In our work and studies, most of us realize that most of the content we use is digital (or gets digitized) content. For many of us who teach, as we build our classes online, we realize how much we rely on outside material for our courses. Outside of work, we share photos, videos, remixed music, and memes (both those we created as well as those found online) via text, email, web pages, and social media. A lot of our work, scholarship, teaching, and personal lives that take place online involve using materials created by other people (or companies) and sharing these materials with others.   

When preparing for classes, faculty constantly make decisions about materials regarding what documents we post online, what videos (and how much) we can show in an online class, and what materials we distribute in a classroom, and each of these decisions involve copyright law.  While copyright law provides copyright holders exclusive rights, it also provides a number of exceptions to these rights, including the legal right of fair use. Fair use is an essential limitation and exception to copyright, allowing the use of copyrighted materials without permission from the copyright holder under certain circumstances.   
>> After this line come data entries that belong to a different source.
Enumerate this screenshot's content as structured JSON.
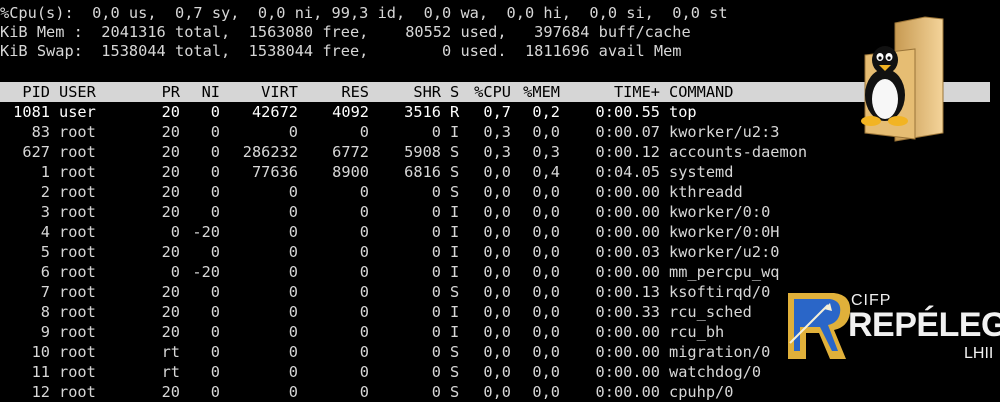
{
  "summary": {
    "cpu": "%Cpu(s):  0,0 us,  0,7 sy,  0,0 ni, 99,3 id,  0,0 wa,  0,0 hi,  0,0 si,  0,0 st",
    "mem": "KiB Mem :  2041316 total,  1563080 free,    80552 used,   397684 buff/cache",
    "swap": "KiB Swap:  1538044 total,  1538044 free,        0 used.  1811696 avail Mem"
  },
  "table": {
    "headers": [
      "PID",
      "USER",
      "PR",
      "NI",
      "VIRT",
      "RES",
      "SHR",
      "S",
      "%CPU",
      "%MEM",
      "TIME+",
      "COMMAND"
    ],
    "rows": [
      [
        "1081",
        "user",
        "20",
        "0",
        "42672",
        "4092",
        "3516",
        "R",
        "0,7",
        "0,2",
        "0:00.55",
        "top"
      ],
      [
        "83",
        "root",
        "20",
        "0",
        "0",
        "0",
        "0",
        "I",
        "0,3",
        "0,0",
        "0:00.07",
        "kworker/u2:3"
      ],
      [
        "627",
        "root",
        "20",
        "0",
        "286232",
        "6772",
        "5908",
        "S",
        "0,3",
        "0,3",
        "0:00.12",
        "accounts-daemon"
      ],
      [
        "1",
        "root",
        "20",
        "0",
        "77636",
        "8900",
        "6816",
        "S",
        "0,0",
        "0,4",
        "0:04.05",
        "systemd"
      ],
      [
        "2",
        "root",
        "20",
        "0",
        "0",
        "0",
        "0",
        "S",
        "0,0",
        "0,0",
        "0:00.00",
        "kthreadd"
      ],
      [
        "3",
        "root",
        "20",
        "0",
        "0",
        "0",
        "0",
        "I",
        "0,0",
        "0,0",
        "0:00.00",
        "kworker/0:0"
      ],
      [
        "4",
        "root",
        "0",
        "-20",
        "0",
        "0",
        "0",
        "I",
        "0,0",
        "0,0",
        "0:00.00",
        "kworker/0:0H"
      ],
      [
        "5",
        "root",
        "20",
        "0",
        "0",
        "0",
        "0",
        "I",
        "0,0",
        "0,0",
        "0:00.03",
        "kworker/u2:0"
      ],
      [
        "6",
        "root",
        "0",
        "-20",
        "0",
        "0",
        "0",
        "I",
        "0,0",
        "0,0",
        "0:00.00",
        "mm_percpu_wq"
      ],
      [
        "7",
        "root",
        "20",
        "0",
        "0",
        "0",
        "0",
        "S",
        "0,0",
        "0,0",
        "0:00.13",
        "ksoftirqd/0"
      ],
      [
        "8",
        "root",
        "20",
        "0",
        "0",
        "0",
        "0",
        "I",
        "0,0",
        "0,0",
        "0:00.33",
        "rcu_sched"
      ],
      [
        "9",
        "root",
        "20",
        "0",
        "0",
        "0",
        "0",
        "I",
        "0,0",
        "0,0",
        "0:00.00",
        "rcu_bh"
      ],
      [
        "10",
        "root",
        "rt",
        "0",
        "0",
        "0",
        "0",
        "S",
        "0,0",
        "0,0",
        "0:00.00",
        "migration/0"
      ],
      [
        "11",
        "root",
        "rt",
        "0",
        "0",
        "0",
        "0",
        "S",
        "0,0",
        "0,0",
        "0:00.00",
        "watchdog/0"
      ],
      [
        "12",
        "root",
        "20",
        "0",
        "0",
        "0",
        "0",
        "S",
        "0,0",
        "0,0",
        "0:00.00",
        "cpuhp/0"
      ]
    ]
  },
  "logo": {
    "line1": "CIFP",
    "line2": "REPÉLEGA",
    "line3": "LHII"
  },
  "icons": {
    "folder": "linux-folder-icon",
    "logo_mark": "repelega-r-logo"
  },
  "colors": {
    "background": "#000000",
    "text": "#d7d7d7",
    "header_bg": "#d6d6d6",
    "folder": "#e9c27a",
    "logo_blue": "#2a66c8",
    "logo_gold": "#e0b03a"
  }
}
To help educate the campus community about fair use, Meriam Library joins libraries worldwide celebrating Fair Use Week (February 26-March 1, 2024) and have created some fun opportunities to learn more about copyright and how it applies to the materials we use online (and offline) daily.   While fair use (and fair dealing outside of the U.S.) is employed daily by students, faculty, librarians, journalists, and all users of copyrighted material, Fair Use/Fair Dealing Week is a time to promote and discuss the opportunities presented, celebrate successful stories, and explain the doctrine. 

Please consider attending one of these events to Celebrate Fair Use Week with us. 

Tuesday, February 27, 2024 – 4pm to 530pm; Online Meeting – 90 minutes
Fair Use Boot Camp: How to Document Your Fair Use Argument
Please register at https://forms.gle/Jg891GrYQJREtxBo7

This workshop is focused on faculty and students who use copyrighted materials.  The first 60 minutes of this workshop will provide an overview of copyright law, the public domain, authors/creators- and copyright holders-rights (and exceptions to those rights), and how to document a Fair Use argument; the final 30 minutes of the workshop will include discussing the concerns attendees bring to the class and documenting their Fair Use arguments.  This online workshop will not be recorded to allow those attending to openly discuss their copyright issues.   

Thursday, February 29, 2024 – 11am to 1pm; Online Meeting – 120 minutes
Fair Use Study Hall [Non-Drowsy Formula]
Please register at  https://forms.gle/uAiXL9vp4QyL18y58

In this two-hour workshop, we will cover the same material from the Fair Use Boot Camp (above), but at a slower pace and with additional time for group work to resolve questions that arise from members of the class.  This workshop will not be recorded to allow students to openly discuss their copyright issues.   

Wednesday, February 28, 2024 – 12pm to 1pm; Meriam Library’s Innovation Lab
“Seems Fair To Me” – A Copyright Game Show
Cheer on (or shout advice from the audience to) the campus community’s mystery contestants as they answer questions about Fair Use from recent legal cases. This workshop will not be recorded to protect the dignity of all involved.

Please consider joining us for one of these educational opportunities.  We’ve attempted to make them engaging and interesting.  You be the judge! 

Zach Justus
Director of Faculty Development
Professor of Communication Arts and Sciences
Google Voice/Text: 530-487-4150

All past Tuesday Tips are curated on the FDEV website.